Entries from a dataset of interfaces
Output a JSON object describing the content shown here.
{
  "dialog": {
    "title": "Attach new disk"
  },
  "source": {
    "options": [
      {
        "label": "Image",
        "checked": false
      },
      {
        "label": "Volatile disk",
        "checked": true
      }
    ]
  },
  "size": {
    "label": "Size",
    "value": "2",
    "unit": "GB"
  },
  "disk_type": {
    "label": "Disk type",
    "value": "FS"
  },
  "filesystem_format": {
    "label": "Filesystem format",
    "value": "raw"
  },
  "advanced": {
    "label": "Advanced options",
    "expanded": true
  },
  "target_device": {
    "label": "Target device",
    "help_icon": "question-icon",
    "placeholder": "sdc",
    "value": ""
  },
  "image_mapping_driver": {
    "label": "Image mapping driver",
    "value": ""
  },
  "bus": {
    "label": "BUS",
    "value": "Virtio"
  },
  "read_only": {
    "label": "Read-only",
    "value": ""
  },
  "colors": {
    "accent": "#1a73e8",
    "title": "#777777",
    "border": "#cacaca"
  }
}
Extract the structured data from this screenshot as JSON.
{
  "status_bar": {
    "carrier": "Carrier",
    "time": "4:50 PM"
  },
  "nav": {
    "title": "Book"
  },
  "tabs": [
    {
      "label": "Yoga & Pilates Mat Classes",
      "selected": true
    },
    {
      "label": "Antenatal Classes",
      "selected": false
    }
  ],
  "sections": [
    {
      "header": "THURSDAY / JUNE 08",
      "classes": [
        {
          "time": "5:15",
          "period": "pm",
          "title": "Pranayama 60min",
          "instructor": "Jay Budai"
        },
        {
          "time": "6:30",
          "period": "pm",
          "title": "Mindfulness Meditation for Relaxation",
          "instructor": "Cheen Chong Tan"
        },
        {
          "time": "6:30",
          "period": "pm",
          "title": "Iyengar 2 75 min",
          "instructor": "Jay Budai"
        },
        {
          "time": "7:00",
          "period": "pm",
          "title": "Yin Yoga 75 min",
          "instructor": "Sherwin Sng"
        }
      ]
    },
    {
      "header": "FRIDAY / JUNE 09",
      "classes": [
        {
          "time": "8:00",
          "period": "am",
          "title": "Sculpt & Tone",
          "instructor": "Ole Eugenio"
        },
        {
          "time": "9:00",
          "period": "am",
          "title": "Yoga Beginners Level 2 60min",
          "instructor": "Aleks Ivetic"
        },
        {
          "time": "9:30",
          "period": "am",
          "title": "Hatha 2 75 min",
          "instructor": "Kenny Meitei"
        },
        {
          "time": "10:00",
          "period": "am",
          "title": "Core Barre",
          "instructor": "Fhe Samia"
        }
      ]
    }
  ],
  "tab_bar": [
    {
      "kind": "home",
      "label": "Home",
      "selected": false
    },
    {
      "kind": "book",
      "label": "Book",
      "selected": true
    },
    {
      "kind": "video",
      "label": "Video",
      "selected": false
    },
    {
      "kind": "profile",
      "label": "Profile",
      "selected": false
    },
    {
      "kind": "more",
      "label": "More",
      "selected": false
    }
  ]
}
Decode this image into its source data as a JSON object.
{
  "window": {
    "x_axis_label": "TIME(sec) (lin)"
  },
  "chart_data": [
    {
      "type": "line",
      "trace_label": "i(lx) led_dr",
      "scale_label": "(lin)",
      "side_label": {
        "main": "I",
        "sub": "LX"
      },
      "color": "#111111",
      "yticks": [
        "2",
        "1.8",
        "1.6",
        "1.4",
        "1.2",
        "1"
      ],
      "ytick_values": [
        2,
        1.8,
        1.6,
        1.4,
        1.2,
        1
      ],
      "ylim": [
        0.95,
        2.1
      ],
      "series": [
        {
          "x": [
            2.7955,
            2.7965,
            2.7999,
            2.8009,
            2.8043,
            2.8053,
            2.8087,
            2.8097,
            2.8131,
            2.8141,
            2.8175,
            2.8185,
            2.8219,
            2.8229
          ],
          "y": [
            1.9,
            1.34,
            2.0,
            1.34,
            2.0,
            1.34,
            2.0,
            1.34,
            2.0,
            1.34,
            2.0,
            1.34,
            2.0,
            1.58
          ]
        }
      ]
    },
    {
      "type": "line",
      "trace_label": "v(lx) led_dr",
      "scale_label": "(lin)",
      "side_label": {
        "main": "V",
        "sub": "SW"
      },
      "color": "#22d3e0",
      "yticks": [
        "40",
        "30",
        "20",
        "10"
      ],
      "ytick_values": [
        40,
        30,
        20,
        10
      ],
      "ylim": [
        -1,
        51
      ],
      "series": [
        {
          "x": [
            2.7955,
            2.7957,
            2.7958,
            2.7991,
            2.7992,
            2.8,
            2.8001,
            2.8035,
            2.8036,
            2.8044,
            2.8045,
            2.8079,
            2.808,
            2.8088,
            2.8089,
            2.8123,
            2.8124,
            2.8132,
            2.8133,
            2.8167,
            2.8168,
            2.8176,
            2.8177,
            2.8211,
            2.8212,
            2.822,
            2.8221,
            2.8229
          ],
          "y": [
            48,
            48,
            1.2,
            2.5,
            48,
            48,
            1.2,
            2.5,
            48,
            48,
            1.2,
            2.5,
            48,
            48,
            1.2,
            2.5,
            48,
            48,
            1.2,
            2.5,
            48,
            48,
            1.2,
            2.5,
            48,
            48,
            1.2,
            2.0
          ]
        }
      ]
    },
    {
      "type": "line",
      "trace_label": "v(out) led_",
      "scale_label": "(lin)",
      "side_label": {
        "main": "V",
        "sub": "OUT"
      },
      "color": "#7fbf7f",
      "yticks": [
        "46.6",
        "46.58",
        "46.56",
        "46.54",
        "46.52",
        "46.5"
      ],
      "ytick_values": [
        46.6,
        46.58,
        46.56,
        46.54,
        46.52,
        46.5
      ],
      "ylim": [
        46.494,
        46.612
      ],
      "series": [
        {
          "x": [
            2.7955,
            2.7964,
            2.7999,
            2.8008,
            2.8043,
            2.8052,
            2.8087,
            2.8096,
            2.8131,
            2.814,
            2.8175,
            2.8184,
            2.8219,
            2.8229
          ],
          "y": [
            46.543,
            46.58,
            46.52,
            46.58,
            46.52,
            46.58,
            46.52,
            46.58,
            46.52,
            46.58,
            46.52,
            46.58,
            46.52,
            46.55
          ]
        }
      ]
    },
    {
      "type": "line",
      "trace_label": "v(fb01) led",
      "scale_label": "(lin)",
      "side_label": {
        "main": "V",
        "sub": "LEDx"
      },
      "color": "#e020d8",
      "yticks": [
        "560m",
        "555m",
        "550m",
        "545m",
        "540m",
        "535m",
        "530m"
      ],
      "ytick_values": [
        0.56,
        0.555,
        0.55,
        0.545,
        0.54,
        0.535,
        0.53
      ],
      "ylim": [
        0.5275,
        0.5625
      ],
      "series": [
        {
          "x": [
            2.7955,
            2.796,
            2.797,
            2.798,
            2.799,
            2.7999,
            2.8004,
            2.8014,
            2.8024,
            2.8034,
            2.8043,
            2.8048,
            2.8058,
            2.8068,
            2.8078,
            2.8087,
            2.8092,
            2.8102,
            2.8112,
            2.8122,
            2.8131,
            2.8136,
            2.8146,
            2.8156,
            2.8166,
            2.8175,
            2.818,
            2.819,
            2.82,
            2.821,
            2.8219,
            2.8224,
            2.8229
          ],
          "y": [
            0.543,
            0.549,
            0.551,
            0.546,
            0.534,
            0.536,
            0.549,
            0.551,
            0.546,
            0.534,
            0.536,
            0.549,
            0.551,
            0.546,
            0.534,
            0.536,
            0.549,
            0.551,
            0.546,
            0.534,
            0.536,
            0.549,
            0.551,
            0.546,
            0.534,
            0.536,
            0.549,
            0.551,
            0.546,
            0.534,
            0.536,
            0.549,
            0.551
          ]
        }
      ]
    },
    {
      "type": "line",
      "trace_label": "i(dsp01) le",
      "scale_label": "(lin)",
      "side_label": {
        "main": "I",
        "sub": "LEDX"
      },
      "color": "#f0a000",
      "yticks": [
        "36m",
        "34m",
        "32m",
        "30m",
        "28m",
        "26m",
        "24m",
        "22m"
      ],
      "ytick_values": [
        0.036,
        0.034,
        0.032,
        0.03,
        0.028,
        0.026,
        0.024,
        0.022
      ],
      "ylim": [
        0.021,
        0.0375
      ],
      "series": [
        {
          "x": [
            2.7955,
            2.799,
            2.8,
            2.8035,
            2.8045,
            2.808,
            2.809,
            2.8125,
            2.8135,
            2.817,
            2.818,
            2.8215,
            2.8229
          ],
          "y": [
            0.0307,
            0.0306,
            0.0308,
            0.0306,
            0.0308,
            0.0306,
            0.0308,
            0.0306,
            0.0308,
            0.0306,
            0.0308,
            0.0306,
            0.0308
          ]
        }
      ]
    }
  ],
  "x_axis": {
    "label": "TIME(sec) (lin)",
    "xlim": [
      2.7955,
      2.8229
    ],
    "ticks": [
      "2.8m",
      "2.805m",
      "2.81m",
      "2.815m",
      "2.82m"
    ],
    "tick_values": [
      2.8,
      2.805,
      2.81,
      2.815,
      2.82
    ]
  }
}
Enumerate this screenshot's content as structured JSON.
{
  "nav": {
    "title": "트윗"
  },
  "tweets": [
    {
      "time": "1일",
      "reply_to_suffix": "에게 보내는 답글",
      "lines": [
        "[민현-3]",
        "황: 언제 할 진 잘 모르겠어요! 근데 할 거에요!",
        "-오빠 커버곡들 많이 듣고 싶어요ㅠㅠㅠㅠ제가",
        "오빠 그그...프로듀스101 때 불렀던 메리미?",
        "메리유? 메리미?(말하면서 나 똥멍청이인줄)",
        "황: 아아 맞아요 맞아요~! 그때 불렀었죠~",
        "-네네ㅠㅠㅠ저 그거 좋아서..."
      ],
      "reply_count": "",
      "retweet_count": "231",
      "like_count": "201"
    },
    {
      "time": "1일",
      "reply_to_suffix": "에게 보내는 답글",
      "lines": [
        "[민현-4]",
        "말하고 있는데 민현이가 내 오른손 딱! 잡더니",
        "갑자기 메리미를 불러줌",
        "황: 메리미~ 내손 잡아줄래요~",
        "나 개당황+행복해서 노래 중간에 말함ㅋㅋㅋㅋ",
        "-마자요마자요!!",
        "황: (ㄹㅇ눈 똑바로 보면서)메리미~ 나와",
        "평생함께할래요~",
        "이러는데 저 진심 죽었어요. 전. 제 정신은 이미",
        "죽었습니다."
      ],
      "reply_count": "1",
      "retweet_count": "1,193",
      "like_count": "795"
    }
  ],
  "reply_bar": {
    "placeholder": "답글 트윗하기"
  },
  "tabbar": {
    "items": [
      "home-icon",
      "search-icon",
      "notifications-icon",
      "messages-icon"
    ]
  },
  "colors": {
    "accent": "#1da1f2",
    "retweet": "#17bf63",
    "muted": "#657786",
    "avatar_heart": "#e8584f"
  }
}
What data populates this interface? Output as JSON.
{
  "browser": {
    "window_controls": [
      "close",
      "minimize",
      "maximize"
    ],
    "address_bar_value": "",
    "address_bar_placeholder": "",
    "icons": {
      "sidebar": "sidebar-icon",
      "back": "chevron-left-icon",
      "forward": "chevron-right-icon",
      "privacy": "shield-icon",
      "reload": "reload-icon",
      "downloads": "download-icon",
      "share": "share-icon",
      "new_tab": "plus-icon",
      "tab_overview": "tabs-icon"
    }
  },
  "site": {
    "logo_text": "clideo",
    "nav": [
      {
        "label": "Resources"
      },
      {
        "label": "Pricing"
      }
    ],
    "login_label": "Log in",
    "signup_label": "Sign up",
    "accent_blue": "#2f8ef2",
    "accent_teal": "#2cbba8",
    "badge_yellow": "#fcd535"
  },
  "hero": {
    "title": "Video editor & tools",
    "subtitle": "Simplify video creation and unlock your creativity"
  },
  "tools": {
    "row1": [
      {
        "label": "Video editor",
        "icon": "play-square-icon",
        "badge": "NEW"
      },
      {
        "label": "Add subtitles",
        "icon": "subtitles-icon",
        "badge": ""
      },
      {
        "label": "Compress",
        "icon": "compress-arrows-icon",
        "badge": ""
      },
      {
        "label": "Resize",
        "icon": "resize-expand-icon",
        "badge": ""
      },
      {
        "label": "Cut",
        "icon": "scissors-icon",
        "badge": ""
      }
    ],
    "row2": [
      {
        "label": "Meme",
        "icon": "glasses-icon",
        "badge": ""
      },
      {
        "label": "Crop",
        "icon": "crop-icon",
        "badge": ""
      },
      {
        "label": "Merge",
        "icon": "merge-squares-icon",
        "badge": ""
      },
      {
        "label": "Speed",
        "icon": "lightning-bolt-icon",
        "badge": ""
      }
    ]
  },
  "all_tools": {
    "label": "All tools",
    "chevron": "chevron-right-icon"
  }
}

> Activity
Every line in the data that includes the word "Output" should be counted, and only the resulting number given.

> Response
2